  • Keep your pooch stimulated – giving your pet lots of love and attention scratches an itch that no paw can, but what happens when you are not there to keep them occupied? Lots of pets look for escape plans when they become bored and lonely. Sometimes born out of curiosity, sometimes out of sheer boredom, many dog breeds are serial escape artists and will fly the coop at the first opportunity if they feel slightly jibbed in the love and attention department. Ways to help engage your pet must involve mental stimulation and reward. Food toys like Kongs, scatter feeding, snuffle mats, hide-n-seek, home-alone toys can all help keep the mind and body busy.
  • Be car smart – we’ve seen dogs run from car doors the second they are open; we’ve even seen dogs who jump from windows open too far. Be sensible and buckle up your Bestie.

In the event that your pooch does take an unexpected adventure, there are some steps you can take to have them located and returned promptly –

  • Microchip

Ensure your pets are microchipped and that the details are current – your local vet or pound will be able to contact you immediately if your make sure you are on the ball here. Have your pets microchip scanned at their annual check up to ensure that it is still reading.

  • Dog Identification Tags

Engraved dog tags will alert any good Samaritan that stumbles across your wandering Wagger to your details and allow you to be contacted sooner. This simple, effective and cheap bit of bling can result in a quick phone call having your pooch returned safely.

  • Use Local ‘Lost Pet’ Social Media Groups

We’ve had some huge success in locating owners using social media – join your local lost and found pets group now so that you can post and let folks know your mate is missing in action. Surrounded by fellow animal lovers and pet owners, these communities are a wonderful resource that offers a high and fast success rate and generally results in lost pups ending up in a kind locals lounge room instead of the pound. If you find a dog however, do not assume that all pet owners have or are glued to Facebook. Your legal obligation is to hand the animal into a vet or pound to enable the microchip to be scanned and the owner identified.

  • Keep Updated Photos in Your Phone

Recent photos of your pet will help with quicker identification in the event of a crisis. There’s really no point in posting gorgeous puppy pics to social media or on lost posters if you are hunting for a greying, overweight wanderer.

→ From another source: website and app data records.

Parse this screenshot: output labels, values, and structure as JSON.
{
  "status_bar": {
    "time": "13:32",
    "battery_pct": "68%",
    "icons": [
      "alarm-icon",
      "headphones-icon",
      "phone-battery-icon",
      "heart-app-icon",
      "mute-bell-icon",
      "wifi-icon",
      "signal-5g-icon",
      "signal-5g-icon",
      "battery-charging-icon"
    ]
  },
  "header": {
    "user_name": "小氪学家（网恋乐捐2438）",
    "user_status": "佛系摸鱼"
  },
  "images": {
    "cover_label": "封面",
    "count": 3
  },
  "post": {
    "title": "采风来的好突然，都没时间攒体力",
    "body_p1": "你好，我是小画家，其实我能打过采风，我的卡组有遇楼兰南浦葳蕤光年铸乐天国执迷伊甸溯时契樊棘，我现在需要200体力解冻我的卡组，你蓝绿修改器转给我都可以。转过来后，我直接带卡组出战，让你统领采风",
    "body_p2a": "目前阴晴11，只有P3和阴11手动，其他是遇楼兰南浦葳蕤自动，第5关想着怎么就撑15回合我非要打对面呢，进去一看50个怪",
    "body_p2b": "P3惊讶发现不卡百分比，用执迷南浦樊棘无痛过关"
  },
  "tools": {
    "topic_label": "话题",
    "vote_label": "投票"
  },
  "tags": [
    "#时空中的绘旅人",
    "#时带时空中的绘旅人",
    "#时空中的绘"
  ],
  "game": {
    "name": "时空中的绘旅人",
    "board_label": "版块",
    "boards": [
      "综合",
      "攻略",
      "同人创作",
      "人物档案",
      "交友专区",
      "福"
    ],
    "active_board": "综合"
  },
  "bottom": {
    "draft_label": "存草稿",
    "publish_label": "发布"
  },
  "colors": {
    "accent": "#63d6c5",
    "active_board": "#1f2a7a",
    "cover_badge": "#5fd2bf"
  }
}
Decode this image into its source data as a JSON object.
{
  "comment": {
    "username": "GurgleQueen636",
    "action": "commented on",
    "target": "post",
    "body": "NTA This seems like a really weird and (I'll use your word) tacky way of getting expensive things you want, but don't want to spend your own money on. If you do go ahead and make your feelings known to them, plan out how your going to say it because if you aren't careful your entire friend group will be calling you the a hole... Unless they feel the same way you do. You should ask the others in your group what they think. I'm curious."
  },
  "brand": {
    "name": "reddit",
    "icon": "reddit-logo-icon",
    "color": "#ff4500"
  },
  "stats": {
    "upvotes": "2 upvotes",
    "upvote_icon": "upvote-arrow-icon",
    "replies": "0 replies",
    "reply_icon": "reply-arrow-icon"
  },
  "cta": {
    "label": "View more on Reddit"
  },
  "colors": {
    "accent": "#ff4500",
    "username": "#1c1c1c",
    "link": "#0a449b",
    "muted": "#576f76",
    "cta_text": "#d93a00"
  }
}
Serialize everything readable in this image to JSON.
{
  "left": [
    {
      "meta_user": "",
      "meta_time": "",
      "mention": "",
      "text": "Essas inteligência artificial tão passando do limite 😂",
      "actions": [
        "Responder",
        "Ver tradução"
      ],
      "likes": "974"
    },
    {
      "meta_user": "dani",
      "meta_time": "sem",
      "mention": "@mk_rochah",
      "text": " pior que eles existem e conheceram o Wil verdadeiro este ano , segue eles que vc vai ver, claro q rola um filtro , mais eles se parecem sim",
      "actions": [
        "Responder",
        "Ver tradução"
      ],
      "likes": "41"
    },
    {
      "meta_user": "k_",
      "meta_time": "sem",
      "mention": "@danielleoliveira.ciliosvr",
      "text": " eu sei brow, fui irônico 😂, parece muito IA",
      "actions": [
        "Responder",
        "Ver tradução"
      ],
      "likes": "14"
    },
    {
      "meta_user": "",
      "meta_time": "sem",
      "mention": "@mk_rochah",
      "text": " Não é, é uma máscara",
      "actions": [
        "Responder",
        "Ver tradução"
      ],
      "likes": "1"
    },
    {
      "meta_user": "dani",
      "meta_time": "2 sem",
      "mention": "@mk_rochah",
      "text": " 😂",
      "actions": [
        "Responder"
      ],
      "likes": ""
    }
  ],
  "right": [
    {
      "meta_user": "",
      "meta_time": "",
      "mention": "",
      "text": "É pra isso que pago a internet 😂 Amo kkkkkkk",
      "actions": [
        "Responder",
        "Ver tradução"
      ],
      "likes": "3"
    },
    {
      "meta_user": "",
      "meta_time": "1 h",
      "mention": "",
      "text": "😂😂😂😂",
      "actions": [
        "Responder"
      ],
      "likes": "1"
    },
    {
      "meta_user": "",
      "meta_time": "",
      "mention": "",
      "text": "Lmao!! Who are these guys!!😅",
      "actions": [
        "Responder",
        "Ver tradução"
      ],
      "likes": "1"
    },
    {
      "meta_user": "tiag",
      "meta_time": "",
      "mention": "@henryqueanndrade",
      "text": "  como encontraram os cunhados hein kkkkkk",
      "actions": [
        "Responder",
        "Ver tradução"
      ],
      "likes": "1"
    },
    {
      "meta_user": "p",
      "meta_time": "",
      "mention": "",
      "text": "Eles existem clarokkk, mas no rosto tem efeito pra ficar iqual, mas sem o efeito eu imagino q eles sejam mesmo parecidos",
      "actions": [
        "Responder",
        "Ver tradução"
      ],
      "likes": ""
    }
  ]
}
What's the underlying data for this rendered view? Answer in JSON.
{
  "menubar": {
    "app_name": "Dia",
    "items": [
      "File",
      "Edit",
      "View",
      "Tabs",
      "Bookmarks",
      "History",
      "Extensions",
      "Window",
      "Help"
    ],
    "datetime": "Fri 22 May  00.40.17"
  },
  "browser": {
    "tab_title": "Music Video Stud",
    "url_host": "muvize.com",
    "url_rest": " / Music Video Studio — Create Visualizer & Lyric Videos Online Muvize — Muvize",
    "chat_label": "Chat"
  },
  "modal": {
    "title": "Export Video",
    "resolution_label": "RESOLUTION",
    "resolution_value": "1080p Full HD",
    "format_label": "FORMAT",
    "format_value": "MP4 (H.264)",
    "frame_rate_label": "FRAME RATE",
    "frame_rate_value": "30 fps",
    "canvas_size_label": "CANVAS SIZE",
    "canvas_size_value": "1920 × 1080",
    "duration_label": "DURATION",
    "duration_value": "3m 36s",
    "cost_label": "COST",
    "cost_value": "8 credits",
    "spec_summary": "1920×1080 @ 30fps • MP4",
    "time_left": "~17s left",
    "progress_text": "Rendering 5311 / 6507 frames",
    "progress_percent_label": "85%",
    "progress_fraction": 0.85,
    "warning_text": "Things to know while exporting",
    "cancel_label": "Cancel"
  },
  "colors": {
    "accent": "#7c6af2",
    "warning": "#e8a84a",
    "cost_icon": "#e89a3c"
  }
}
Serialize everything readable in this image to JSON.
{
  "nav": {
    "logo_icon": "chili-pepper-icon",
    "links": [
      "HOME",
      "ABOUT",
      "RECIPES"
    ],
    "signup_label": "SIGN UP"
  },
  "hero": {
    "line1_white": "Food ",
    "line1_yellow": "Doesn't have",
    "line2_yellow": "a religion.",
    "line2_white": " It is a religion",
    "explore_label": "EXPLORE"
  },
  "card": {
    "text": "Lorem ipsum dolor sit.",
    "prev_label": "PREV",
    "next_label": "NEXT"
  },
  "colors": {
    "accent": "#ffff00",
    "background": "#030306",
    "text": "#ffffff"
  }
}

Use your phone to your advantage.

Nothing makes our heart skip a beat faster than the thought of losing our pets. They become such an ingrained part of the family, so it is crucial we do everything in our power to ensure they stay safe, loved and in our care.  If you do end up in the scary position of losing your pet, find out more about where to turn if your pet is missing to increase your chances of having your fur-baby returned to your promptly and safely.

If you need to chat about microchipping your new pup or desexing your cheeky escape artist, we’re all ears ~ book your appointment today on 03 9369 1822 or at https://www.clinicconnect.com.au/au/clients/03071712864321.